The topic of the precautionary principle came up in a recent email stream, not specifically about its use in soils, but still it got me thinking about the current dichotomy between academics and commercializers in the world of biochar.
The Precautionary Principle states that if something might be harmful to people or planet, it shouldn’t be done until research shows that it is not harmful. Better safe than sorry. Generally speaking this is an excellent way to live and many governments understandably make policy using this principle. However I would suggest that the precautionary principle should not be viewed in absolute terms, nor should it be viewed in a vacuum.
Absolute terms means that something is either known or it is not known. However in reality, there are degrees of certainty, or degrees of knowledge, by individuals, by cultures, by scientists, etc. There are also differing levels of comfort with risk. Scientists tend to be on the more conservative end of the risk spectrum while those in Commerce, especially entrepreneurs, tend to be on the opposite end of the risk tolerance scale. When it comes to biochar use in soils, a lot is known about it, yet a lot still has to be discovered. Many scientists are uneasy with how quickly biochar is being brought to market while at the same time many companies and entrepreneurs are frustrated by how slow it is to take off in the marketplace.
However, applying the notion of the precautionary principle regarding biochar use in soils without taking into consideration the bigger picture of what is happening in the world at this point in history is not exactly holistic thinking. The vast majority of climate scientists tell us we must rebalance atmospheric carbon very, very quickly or the future for humanity will be unpredictable, to say the least. Reducing emissions on a global scale will require, it has been said by others, an effort similar to the Apollo Program. And yet more than mere reductions in emissions will be needed to quickly and effectively rebalance CO2 levels. We need to sequester carbon. Safely. Quickly. And soon.

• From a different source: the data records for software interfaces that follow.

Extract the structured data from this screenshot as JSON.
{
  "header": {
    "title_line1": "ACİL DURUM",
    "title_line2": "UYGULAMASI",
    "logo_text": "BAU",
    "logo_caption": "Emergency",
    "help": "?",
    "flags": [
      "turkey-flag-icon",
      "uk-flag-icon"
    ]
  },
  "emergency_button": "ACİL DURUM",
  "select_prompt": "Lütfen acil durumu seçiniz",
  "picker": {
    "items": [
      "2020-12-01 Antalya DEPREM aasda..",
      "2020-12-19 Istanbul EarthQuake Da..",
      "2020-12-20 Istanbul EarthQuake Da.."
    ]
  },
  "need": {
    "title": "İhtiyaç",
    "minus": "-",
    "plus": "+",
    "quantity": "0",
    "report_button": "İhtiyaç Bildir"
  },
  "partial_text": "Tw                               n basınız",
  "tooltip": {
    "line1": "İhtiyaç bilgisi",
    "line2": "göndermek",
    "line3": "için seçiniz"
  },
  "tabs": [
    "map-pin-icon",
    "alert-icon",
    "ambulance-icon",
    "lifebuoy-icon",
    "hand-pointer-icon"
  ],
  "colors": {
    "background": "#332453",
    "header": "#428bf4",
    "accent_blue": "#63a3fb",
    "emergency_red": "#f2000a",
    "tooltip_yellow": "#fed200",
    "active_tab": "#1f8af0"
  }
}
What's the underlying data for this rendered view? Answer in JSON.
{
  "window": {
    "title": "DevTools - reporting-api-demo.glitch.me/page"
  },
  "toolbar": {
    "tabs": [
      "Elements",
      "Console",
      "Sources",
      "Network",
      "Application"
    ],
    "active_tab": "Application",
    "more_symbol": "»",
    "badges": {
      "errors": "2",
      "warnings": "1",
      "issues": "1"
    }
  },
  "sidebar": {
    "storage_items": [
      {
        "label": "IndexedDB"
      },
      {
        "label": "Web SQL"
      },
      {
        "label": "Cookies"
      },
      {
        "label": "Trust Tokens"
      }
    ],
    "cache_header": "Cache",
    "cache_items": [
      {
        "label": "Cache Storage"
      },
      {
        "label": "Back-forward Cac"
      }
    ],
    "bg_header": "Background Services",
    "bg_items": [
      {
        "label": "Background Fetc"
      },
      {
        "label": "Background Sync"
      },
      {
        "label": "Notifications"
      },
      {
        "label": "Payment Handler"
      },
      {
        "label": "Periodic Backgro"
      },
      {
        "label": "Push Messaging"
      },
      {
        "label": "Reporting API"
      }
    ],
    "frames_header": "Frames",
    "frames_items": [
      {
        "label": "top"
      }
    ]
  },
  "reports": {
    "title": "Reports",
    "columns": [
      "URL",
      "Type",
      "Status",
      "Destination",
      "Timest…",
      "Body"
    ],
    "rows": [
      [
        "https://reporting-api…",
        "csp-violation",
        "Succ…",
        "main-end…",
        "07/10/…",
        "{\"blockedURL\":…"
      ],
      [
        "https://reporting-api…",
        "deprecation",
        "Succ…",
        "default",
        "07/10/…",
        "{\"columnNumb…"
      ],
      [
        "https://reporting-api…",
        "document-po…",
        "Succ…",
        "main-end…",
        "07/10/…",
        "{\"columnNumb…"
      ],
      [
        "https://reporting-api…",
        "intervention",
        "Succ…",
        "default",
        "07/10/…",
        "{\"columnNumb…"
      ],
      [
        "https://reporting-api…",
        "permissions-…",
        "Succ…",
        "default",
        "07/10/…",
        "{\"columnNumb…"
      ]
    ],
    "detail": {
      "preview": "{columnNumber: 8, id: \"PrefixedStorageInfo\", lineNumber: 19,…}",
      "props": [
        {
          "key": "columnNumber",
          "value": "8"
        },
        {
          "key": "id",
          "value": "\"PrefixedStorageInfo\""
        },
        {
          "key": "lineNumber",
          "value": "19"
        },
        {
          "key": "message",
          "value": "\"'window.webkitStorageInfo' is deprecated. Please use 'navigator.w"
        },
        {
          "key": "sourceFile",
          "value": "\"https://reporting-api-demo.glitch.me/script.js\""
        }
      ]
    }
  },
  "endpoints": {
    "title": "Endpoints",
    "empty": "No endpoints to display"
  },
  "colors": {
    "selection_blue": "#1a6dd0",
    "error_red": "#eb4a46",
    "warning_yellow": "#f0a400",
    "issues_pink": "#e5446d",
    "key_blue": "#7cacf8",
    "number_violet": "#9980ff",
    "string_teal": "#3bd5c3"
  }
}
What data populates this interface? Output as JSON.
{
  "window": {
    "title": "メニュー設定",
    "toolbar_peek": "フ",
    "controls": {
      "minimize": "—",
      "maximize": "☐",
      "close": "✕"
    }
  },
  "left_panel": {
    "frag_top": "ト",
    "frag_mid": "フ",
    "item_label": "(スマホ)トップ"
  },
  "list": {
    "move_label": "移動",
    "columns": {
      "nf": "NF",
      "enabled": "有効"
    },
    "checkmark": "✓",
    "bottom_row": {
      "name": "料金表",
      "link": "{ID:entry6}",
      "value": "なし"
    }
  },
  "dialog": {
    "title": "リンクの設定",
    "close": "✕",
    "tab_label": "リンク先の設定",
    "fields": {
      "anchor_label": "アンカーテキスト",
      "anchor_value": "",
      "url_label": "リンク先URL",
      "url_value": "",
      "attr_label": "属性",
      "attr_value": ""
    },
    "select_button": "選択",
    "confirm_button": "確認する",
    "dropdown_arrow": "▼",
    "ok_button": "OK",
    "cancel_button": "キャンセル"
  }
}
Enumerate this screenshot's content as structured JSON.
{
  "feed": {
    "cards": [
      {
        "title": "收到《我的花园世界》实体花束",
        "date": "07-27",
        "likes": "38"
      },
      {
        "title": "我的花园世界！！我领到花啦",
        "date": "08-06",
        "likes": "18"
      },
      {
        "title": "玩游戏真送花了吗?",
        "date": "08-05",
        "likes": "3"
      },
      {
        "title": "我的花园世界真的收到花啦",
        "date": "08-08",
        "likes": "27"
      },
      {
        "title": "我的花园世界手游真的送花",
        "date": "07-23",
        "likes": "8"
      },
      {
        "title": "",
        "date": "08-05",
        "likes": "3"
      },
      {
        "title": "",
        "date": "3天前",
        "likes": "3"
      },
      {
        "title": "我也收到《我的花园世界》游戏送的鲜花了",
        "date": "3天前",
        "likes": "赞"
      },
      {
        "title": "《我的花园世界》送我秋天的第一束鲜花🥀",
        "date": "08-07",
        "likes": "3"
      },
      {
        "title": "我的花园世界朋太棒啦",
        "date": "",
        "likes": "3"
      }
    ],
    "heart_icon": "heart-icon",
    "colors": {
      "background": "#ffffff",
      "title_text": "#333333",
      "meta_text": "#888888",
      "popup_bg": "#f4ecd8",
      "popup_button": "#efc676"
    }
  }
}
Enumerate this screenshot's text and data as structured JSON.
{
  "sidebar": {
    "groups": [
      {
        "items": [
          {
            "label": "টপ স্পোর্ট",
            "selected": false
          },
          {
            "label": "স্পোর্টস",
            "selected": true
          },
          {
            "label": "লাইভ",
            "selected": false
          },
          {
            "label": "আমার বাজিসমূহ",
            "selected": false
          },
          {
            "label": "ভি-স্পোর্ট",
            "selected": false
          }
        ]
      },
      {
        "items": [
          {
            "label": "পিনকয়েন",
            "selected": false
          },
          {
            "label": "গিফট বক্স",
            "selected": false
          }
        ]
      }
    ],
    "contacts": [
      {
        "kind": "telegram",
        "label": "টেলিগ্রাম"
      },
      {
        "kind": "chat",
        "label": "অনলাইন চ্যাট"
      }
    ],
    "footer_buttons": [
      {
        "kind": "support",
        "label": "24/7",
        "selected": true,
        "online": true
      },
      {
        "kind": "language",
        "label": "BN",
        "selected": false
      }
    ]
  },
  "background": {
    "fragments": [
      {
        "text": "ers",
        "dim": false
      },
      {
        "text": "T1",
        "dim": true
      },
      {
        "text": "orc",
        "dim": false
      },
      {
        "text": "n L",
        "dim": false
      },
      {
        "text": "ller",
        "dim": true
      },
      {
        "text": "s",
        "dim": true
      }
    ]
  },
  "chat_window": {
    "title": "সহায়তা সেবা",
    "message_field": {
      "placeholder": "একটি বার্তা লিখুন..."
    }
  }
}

I certainly have no desire to see soils tainted by toxic biochars (yes there are some out there), but civilizations have been adding biochar to soils for millennia with mostly beneficial effects. Caution is definitely warranted but an overabundance of caution, could limit the chances of biochar being able to make a material impact on rebalancing carbon levels. Let’s keep that in mind when applying the precautionary principle to biochar.
Sharing the news about where biochar is not working or how to avoid making biochars that might have ill effects is never something that those selling biochar are comfortable with. But in the long run, it might be helpful so that we can improve the chances of achieving the longer term goal of carbon rebalancing and improved food security.